Dates and Deadlines- Vary from college to college. Make sure you keep track.
University Entrance Exams
PSAT, SAT, ACT
PSAT: 9th, 10th, & 11th grade
The PSAT is the Preliminary SAT/National Merit Scholarship Qualifying Test. The PSAT is a great primer for the SAT, and even the ACT, but it’s more than just a trial run. The PSAT is now available for 9th, 10th, and 11th graders at PVHS. The exam is administered at PVHS and sign ups are through the PVHS Business Office. See your counselor and listen to the bulletin for PSAT registration deadlines and exam information.
COVID-19 Update- Many Univsities have suspended this requirement until further notice.

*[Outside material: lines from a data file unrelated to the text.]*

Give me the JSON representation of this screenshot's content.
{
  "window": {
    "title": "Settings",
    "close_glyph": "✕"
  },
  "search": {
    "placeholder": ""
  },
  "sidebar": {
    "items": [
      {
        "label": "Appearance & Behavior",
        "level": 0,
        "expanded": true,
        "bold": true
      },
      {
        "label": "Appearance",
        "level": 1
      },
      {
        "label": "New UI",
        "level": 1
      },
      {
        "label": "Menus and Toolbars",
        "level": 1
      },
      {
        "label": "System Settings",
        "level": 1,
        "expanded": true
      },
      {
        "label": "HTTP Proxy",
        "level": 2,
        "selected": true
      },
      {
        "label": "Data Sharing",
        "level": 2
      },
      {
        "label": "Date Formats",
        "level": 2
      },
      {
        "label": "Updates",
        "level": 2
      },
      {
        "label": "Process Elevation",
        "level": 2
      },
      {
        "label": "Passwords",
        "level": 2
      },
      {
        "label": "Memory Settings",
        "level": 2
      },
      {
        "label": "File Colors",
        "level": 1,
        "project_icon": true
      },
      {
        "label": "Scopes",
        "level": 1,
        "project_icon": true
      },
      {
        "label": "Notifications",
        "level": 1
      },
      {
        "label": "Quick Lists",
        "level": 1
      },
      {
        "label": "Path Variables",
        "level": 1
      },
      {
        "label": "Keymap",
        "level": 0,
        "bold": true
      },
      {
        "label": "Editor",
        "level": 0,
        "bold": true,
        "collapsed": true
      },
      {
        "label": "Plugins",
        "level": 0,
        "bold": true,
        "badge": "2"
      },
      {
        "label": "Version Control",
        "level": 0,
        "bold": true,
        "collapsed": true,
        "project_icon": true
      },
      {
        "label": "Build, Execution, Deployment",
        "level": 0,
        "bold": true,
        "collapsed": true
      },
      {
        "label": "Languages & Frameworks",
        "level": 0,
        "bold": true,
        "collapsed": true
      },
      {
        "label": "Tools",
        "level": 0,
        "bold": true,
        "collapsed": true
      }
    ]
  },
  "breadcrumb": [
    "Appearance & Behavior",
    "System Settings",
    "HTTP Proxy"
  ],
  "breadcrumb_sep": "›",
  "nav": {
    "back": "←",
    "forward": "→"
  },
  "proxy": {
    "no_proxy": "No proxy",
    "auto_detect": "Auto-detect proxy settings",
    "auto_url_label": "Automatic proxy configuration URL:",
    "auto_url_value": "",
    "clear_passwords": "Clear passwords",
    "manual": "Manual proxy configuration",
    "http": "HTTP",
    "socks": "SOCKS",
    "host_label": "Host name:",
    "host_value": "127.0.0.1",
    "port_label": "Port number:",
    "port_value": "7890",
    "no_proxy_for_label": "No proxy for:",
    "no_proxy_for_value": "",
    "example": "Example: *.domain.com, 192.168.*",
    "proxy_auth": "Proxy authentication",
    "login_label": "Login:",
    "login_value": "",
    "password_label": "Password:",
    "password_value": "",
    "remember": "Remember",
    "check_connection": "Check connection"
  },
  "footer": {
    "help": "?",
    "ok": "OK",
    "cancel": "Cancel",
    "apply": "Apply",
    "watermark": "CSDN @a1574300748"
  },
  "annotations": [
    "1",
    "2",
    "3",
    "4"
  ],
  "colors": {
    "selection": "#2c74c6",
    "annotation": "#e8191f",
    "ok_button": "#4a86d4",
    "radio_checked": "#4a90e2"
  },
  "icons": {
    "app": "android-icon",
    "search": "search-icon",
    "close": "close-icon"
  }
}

The SAT and ACT are entrance exams that SOME colleges require students to submit with their academic information on college applications. The UC System will not consider SAT or ACT test scroes when making admission decisions or awarding scholarships.
The purpose of the SAT or ACT is to measure a high school student's readiness for college, and provide colleges with one common data point that can be used to compare all applicants. College admissions officers will review standardized test scores alongside your high school GPA, the classes you took in high school, letters of recommendation from teachers or mentors, extracurricular activities, admissions interviews, and personal essays. How important SAT and ACT scores are in the college application process varies from school to school.
Overall, the higher you score on the SAT and/or ACT, the more options for attending and paying for college will be available to you.
When should I take the SAT/ACT?
Most high school students take the SAT/ACT during the spring of their junior year and/or the fall of their senior year. It's important to leave time to re-take the test if you need to raise your score before you apply to college. See below for all upcoming dates.
How and where to sign up for the SAT/ACT:
The SAT and ACT are national exams given off campus at a designated location. You will register for the exam and choose a location online.
Student athletes looking to participate in competitive sports in college must prepare for the college admissions process just like any other student but with added layers. Just because a student is "A-G" does not necessarily mean they qualify to play sports in college. As soon as you think you may want to play sports in college, speak to your counselor to get information on the NCAA process. For a comprehensive overview of the all things NCAA please refer to the NCAA Eligibility Center